No more worrying about pH levels.
Keeping salt pools clear of germs and algae requires a balance of germ killing chemicals. Chlorine is the primary disinfectant used in a pool. Many homeowners though find that they are needing to add more chlorine to effectively kill germs. This can be attributed to high pH levels. A balanced pH and alkaline level is essential to maintaining optimum chlorination. Not only that but pH levels will also affect the comfort of swimmers. Levels about 7.8 could lead to eye and skin irritation. Most pool owners convert to salt water pools because they are told they are maintenance free. This is not true. Balanced water is essential and this requires frequent testing.
You can taste both the salt and the chlorine.
A properly maintained salt water pool has a salinity level around 10 per cent of water from the ocean. Most salt water pool owners can attest to the fact that the water in a salt water pool is very similar to that of water that has been softened. Soft water has a better feel and is less harsh on skin and clothing. Salt water pools with the proper level of salt will not have a noticeable difference in taste.
Salt water pools don’t require maintenance.

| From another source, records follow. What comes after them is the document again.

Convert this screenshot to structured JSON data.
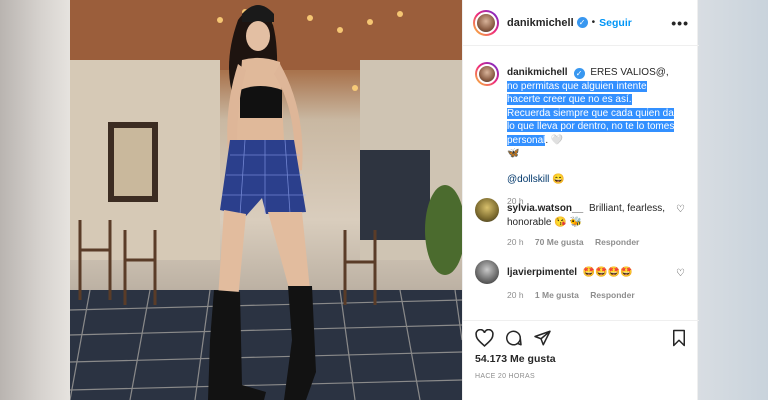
{
  "post": {
    "username": "danikmichell",
    "follow_label": "Seguir",
    "dot": "•",
    "more": "•••"
  },
  "caption": {
    "username": "danikmichell",
    "text_plain": "ERES VALIOS@,",
    "text_selected": "no permitas que alguien intente hacerte creer que no es así. Recuerda siempre que cada quien da lo que lleva por dentro, no te lo tomes personal",
    "text_end": ". 🤍",
    "emoji_line": "🦋",
    "mention": "@dollskill",
    "mention_emoji": "😄",
    "time": "20 h"
  },
  "comments": [
    {
      "username": "sylvia.watson__",
      "text": "Brilliant, fearless, honorable 😘 🐝",
      "time": "20 h",
      "likes": "70 Me gusta",
      "reply": "Responder"
    },
    {
      "username": "ljavierpimentel",
      "text": "🤩🤩🤩🤩",
      "time": "20 h",
      "likes": "1 Me gusta",
      "reply": "Responder"
    }
  ],
  "footer": {
    "likes": "54.173 Me gusta",
    "time_ago": "HACE 20 HORAS"
  },
  "icons": [
    "heart-icon",
    "comment-icon",
    "share-icon",
    "bookmark-icon",
    "verified-icon",
    "more-icon"
  ]
}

New owners of salt water pools quickly discover that these systems do require maintenance. While you do not have to continually add chlorine as with standard pools you do need to maintain the chlorine generation cells. Most salt water pools use titanium plates that are electronically charged to turn salt water into chlorine. Calcium builds up in the ‘cells’ and must be cleaned. Failure to do so will result in reduced chlorine generation and your pool will no longer be able to fight off germs and algae. Maintaining proper salt levels will also shorten the life of the chlorine generation cells. So there are times when either water or additional salt will need to be added to the pool.

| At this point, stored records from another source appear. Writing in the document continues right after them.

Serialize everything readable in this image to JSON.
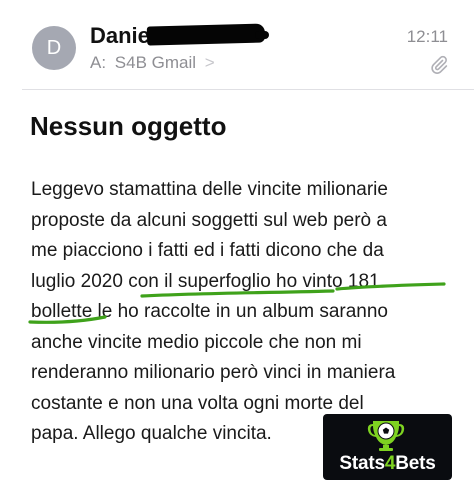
{
  "email": {
    "sender_initial": "D",
    "sender_name": "Daniel",
    "time": "12:11",
    "recipient_prefix": "A:",
    "recipient": "S4B Gmail",
    "recipient_chevron": ">",
    "attachment_icon": "paperclip-icon",
    "subject": "Nessun oggetto",
    "body_lines": [
      "Leggevo stamattina delle vincite milionarie",
      "proposte da alcuni soggetti sul web però a",
      "me piacciono i fatti ed i fatti dicono che da",
      "luglio 2020 con il superfoglio ho vinto 181",
      "bollette le ho raccolte in un album saranno",
      "anche vincite medio piccole che non mi",
      "renderanno milionario però vinci in maniera",
      "costante e non una volta ogni morte del",
      "papa. Allego qualche vincita."
    ]
  },
  "logo": {
    "text_part1": "Stats",
    "text_part2": "4",
    "text_part3": "Bets",
    "icon": "trophy-soccer-icon"
  },
  "colors": {
    "highlight_green": "#3fa21b",
    "brand_green": "#7ed321",
    "secondary_text": "#8e8e93",
    "avatar": "#a5a8b2"
  }
}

Salt water pools are cheaper then regular pools.
There is a lot of confusion on this point. So let’s clear things up. The cost savings on one of these pools is based primarily on how long you own the pool and how well it is maintained. This is because salt pools are initially more expensive to install. Over a short period of time a standard chlorine system is cheaper. However continued operation costs over the next couple of years will begin to surpass that of a salt water pool. Chlorinated pools are constantly losing chlorine. Sunlight, splash outs and inclement weather are usually reducing the amount of chlorine requiring the use of chlorine pucks and pool shock systems. These can be expensive and dangerous to handle. There are other costs associated with salt water pools. Replacing pave stones, pump parts and chlorine generators can be expensive. In the end salt water pools aren’t very cheap at all.
Source by Ben E. Anderson